 Here's a couple of Barnette BBM's from his time in Japan, courtesy of Japanese Baseball Cards (love this blog!)

Since his return, across three seasons in the Lone Star State bullpen, Barnette has been mostly effective as a non-closing, middle reliever:  11-4 with a 3.50 ERA, 3.56 FIP in 144 IP.  He throws strikes too - 132 to 43 K/BB ratio during his MLB career - something that the Cubs bullpen has struggled with in years previous.  Thus, seeing as the club has been in need of rebuilding bullpen depth due to the losses of Jesse Chavez and Justin Wilson in free agency and Brandon Morrow to injury, one can see why the Cubs pounced on this Japanese import.

However, injuries issues have hindered his time on the mound.  For instance, Tony's 2018 season came to an abrupt halt in June after his shoulder began to bark and finger problems limited his effectiveness in a dismal 2017 campaign.  Combine those concerns with the fact that the pitcher is already 35 years old and it comes as no surprise as to why the budget-conscious Cubs were able to secure his services for a bargain - $750K salary for the 2019 season and, should things go well, a club option valued at $3MM for 2020.

So, Barnette represents a great "low risk, high reward" gamble.  If he performs poorly, he could easily be jettisoned with minimal financial blow.  If he looks like he did in 2016 and 2018 (pre-injury) his contract could represent an absolute steal.

This has largely been the big market, large budgeted franchise's strategy for building bullpens since Theo Epstein came to town, aside from the Morrow signing and Aroldis Chapman trade.  Relievers are fickle, oftentimes having wild swings from lights-out to doormat on a year to year basis.  With that in mind, it's not particularly surprising that Theo and Co. have stayed out of the Craig Kimbrel  and David Robertson markets and instead restocked their bullpen with a bevy of lower-tier candidates.  Brad Brach and Barnette represent the MLB signings, while George Kontos, Rowan Wick, Junichi Tazawa, Rob Schaill, Mike Zagurski, and others with Big League experience have been invited to Spring Training.  It's pretty much the current front office's MO when it comes to building a pen.

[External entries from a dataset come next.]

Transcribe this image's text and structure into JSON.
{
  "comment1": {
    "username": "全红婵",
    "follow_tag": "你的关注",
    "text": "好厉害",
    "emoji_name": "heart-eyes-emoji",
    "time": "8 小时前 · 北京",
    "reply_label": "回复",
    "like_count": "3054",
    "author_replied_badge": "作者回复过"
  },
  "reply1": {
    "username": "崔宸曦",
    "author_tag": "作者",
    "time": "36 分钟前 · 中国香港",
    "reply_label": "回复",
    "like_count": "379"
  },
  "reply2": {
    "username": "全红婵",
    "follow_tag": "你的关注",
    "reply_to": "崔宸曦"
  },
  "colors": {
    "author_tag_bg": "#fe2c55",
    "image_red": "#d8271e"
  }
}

However, the Cubs budget has been (seemingly artificially) strained this offseason, with Daniel Descalso, Brach, and Barnette serving as the only notable additions.  After a monnumental collapse of the offense in 2018 and years of a rumored run at Bryce Harper in free agency that have been walked back by money concerns, the Chicago faithful have been up in arms this winter.  It seems as though Tony is aware of this situation, and even took to Twitter to apologize for not being Bryce:

Looks like this guy has a healthy sense of humor; I like him already!  He's also got a really cool first name too.

I'm happy to add Tony Barnette to my Cubs All-Time Roster Collection and, lucky for me, I just so happen to have a copy of his 2016 Topps Rookie Card.  I found this bad boy stashed in the Texas section of my trade box; guess I don't do too much dealing with Rangers fans.  

If the Cardinals can have Mile Mikolas, maybe we too can catch lightning in a bottle with our own Japanese success story.  Welcome to Chicago and to the CATRC, Tony Barnette.  Here's hoping your career continues on a trajectory similar to Cheap Trick and your time in the Windy City doesn't end up more like Spinal Tap!


  1. I don't mind the lack of big moves from the Cubs. Possibly the biggest moves they've made are the coaches. A good performance from Darvish and Bryant could be all we really need.

  2. I'm hoping Barnette can hold down the 7th or 8th inning for the Cubs this season. Nice write-up!

  3. Cool success story. Hope he does well this year!

  4. I hope he does great shutting down the Brewers, Cardinals, and Reds.